==== Source data

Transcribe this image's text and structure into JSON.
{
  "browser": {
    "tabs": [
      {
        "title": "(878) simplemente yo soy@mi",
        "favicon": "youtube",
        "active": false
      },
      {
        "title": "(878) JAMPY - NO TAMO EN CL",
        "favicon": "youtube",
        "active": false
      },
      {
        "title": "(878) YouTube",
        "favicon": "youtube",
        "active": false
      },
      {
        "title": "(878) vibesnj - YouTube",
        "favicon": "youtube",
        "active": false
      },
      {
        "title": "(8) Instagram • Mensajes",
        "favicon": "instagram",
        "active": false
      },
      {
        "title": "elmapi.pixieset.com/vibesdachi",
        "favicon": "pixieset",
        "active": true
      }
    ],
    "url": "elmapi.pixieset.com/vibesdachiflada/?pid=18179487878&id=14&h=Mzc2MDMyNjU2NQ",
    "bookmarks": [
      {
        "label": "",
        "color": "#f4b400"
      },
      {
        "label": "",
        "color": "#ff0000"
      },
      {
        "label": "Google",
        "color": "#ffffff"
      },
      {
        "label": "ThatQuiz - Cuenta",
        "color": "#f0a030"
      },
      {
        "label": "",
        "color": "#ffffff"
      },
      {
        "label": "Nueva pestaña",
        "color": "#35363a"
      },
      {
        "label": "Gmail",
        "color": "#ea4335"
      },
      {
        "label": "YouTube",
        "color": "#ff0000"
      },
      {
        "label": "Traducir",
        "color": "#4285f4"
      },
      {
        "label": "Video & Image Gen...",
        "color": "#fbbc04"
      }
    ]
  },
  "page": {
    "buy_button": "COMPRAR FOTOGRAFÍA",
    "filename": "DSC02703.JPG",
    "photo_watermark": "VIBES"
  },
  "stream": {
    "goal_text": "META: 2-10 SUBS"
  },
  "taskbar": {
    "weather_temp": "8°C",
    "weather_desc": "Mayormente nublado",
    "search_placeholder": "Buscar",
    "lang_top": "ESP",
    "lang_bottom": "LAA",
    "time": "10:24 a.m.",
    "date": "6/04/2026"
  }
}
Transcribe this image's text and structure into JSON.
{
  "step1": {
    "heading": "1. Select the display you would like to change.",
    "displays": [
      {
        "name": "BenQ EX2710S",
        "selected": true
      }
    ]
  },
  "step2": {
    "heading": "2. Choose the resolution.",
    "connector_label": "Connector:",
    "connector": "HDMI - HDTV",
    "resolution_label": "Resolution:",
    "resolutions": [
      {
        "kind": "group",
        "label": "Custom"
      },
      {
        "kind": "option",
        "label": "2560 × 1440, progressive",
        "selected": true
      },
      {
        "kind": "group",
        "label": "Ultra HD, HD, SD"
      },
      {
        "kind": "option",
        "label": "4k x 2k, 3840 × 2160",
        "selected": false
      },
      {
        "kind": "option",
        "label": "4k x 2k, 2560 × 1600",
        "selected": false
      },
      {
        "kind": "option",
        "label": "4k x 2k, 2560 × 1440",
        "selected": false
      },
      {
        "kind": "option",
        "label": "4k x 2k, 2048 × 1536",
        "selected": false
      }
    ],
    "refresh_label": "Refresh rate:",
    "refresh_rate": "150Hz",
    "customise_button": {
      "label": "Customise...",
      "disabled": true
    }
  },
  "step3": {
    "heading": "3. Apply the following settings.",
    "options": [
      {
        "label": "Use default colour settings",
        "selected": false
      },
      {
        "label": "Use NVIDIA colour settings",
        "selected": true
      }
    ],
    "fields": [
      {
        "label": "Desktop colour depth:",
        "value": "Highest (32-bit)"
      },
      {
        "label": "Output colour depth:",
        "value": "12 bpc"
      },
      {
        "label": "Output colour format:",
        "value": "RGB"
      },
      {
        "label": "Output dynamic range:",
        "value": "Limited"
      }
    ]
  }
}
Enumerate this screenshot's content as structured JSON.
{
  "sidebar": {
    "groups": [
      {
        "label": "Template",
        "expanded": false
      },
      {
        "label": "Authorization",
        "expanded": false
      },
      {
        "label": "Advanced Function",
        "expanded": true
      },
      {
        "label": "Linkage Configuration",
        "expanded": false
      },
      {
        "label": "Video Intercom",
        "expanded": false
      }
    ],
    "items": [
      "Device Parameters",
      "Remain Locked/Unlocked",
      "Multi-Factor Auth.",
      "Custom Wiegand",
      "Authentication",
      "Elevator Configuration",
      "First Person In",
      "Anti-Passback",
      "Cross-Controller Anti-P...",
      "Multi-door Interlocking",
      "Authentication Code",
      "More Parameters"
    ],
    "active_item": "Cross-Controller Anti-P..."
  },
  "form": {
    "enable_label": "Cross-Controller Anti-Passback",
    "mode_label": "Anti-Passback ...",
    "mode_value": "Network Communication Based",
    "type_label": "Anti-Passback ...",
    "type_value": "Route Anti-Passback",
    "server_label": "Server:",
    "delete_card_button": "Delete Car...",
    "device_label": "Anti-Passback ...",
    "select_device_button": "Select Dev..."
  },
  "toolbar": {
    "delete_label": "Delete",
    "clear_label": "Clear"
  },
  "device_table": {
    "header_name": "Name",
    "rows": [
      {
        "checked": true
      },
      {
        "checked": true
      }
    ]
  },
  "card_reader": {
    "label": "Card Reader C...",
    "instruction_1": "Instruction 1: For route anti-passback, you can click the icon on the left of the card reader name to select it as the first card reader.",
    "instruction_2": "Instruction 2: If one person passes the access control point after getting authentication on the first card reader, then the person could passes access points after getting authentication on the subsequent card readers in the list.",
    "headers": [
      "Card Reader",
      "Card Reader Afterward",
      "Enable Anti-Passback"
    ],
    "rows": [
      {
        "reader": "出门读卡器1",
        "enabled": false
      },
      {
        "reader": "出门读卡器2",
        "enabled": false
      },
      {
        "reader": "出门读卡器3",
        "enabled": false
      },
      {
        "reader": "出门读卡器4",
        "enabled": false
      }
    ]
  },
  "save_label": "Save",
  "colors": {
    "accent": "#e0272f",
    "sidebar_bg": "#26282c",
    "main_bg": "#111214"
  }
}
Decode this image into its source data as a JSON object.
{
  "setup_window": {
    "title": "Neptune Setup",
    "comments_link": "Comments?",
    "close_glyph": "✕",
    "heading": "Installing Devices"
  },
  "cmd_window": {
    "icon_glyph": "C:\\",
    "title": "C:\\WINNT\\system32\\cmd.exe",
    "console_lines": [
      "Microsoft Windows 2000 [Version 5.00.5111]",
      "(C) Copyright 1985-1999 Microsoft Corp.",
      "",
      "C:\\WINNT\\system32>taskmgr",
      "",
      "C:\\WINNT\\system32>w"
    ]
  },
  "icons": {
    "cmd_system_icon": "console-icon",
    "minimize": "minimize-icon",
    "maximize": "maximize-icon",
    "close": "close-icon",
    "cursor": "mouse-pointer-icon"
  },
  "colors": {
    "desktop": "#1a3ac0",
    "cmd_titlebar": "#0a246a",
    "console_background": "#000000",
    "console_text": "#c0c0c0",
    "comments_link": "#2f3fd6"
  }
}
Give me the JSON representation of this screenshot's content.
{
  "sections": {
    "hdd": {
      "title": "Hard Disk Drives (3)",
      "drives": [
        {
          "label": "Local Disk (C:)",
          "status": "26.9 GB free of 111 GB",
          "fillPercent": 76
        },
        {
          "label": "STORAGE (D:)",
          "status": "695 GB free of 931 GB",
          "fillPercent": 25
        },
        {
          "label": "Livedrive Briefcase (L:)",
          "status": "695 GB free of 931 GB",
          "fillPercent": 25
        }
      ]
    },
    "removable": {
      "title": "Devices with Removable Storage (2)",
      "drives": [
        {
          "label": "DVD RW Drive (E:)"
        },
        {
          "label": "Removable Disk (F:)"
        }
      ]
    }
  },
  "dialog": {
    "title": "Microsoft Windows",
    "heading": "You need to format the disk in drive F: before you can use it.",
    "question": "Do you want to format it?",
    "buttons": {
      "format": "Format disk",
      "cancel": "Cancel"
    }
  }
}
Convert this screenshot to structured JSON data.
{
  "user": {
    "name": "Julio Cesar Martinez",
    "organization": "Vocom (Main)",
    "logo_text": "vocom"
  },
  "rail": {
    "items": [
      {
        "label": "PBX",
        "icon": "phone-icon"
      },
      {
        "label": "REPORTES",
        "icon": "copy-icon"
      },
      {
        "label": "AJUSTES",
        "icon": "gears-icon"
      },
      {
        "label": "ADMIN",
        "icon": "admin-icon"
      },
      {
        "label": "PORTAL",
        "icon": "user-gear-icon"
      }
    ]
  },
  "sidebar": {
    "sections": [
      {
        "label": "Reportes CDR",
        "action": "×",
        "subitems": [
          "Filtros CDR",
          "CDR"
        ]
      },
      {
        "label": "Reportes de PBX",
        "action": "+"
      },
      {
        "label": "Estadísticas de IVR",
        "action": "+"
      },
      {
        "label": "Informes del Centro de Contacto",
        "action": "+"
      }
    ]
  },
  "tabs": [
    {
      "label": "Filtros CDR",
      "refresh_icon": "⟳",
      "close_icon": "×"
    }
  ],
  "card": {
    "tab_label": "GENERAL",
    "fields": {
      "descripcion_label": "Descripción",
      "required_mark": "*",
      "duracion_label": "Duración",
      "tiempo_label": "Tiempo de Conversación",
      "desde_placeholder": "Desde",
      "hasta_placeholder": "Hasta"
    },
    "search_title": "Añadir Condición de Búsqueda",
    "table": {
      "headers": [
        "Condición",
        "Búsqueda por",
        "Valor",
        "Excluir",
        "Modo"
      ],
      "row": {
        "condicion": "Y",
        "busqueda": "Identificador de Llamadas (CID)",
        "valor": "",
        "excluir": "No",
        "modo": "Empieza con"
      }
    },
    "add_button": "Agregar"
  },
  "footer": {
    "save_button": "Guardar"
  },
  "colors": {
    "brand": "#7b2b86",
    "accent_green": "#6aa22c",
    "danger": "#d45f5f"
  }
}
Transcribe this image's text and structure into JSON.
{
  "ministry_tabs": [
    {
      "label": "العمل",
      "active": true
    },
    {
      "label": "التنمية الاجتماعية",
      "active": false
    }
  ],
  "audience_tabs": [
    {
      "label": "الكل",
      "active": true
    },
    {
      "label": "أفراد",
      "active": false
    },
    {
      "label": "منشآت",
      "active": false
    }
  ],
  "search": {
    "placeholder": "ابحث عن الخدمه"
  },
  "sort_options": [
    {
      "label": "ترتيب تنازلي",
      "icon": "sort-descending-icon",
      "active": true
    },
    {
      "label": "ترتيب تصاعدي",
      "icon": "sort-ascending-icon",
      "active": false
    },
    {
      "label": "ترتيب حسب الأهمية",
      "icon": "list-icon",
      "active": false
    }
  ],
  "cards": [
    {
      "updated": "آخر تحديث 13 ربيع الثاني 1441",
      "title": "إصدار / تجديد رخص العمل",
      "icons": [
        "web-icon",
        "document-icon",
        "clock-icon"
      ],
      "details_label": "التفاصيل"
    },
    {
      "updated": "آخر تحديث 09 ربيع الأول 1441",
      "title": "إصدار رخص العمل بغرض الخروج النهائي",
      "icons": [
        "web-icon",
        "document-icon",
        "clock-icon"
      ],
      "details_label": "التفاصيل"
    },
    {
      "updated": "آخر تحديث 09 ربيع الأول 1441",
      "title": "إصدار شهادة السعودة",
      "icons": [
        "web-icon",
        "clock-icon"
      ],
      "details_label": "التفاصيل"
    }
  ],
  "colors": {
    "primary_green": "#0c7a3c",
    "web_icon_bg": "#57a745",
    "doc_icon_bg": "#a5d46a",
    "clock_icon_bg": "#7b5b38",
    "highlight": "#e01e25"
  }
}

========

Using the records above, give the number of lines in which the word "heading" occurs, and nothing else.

Answer box:
5